» ABOUT THIS TASK
The output should be limited to the line holding "What's the underlying" and the lines after it through the end of the entries, each restated exactly.

Entries from a dataset of interfaces

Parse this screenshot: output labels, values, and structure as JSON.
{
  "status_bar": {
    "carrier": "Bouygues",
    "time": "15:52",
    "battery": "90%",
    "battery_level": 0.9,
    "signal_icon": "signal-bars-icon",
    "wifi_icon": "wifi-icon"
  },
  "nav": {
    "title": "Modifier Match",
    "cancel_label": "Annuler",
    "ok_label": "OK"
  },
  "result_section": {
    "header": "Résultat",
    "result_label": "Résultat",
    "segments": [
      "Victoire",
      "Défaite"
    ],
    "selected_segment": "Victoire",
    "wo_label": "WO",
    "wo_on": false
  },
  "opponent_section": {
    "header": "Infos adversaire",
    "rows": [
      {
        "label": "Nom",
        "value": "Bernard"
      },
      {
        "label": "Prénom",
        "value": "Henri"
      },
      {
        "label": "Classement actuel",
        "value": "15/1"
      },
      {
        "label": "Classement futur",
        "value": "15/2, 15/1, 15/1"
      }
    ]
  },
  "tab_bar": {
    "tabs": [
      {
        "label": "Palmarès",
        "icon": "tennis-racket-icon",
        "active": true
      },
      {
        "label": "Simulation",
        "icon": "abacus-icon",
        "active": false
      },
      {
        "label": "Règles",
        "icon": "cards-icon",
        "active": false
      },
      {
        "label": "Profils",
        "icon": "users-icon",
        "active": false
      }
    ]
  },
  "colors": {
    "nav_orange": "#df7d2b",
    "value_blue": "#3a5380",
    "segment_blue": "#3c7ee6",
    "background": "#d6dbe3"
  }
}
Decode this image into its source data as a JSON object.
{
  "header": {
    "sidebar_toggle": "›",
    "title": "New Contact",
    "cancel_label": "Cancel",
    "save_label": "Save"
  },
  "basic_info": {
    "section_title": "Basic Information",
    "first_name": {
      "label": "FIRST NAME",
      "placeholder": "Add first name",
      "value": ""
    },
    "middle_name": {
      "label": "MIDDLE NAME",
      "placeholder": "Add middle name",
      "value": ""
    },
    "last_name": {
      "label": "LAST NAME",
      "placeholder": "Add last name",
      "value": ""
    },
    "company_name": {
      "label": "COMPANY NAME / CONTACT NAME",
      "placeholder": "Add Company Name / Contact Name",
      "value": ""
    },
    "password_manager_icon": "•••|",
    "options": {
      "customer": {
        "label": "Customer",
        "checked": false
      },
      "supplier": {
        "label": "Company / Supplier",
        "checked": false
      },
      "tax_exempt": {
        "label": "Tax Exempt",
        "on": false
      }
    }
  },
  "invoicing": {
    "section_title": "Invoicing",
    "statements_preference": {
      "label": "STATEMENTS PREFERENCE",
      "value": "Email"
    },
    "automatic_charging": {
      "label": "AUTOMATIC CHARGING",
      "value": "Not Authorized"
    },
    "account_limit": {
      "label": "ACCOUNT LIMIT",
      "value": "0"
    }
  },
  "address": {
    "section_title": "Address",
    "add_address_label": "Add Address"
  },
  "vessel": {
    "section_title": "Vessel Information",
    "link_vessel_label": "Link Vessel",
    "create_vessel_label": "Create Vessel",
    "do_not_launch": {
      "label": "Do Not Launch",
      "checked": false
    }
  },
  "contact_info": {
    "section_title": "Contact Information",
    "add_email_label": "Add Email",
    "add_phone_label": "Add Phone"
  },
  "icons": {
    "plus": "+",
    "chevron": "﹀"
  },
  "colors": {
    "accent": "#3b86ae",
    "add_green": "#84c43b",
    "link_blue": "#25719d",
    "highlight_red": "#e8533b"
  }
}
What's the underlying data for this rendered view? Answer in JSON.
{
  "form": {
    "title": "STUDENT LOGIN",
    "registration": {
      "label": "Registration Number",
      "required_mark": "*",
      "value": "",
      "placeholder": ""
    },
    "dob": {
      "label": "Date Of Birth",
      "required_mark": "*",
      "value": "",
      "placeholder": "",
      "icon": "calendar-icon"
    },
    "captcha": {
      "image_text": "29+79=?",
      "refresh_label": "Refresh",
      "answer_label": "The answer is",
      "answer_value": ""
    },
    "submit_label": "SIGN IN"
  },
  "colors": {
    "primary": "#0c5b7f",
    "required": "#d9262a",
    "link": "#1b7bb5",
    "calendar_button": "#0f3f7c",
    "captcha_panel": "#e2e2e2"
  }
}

» RESULT OF THIS EXERCISE
What's the underlying data for this rendered view? Answer in JSON.
{
  "form": {
    "title": "STUDENT LOGIN",
    "registration": {
      "label": "Registration Number",
      "required_mark": "*",
      "value": "",
      "placeholder": ""
    },
    "dob": {
      "label": "Date Of Birth",
      "required_mark": "*",
      "value": "",
      "placeholder": "",
      "icon": "calendar-icon"
    },
    "captcha": {
      "image_text": "29+79=?",
      "refresh_label": "Refresh",
      "answer_label": "The answer is",
      "answer_value": ""
    },
    "submit_label": "SIGN IN"
  },
  "colors": {
    "primary": "#0c5b7f",
    "required": "#d9262a",
    "link": "#1b7bb5",
    "calendar_button": "#0f3f7c",
    "captcha_panel": "#e2e2e2"
  }
}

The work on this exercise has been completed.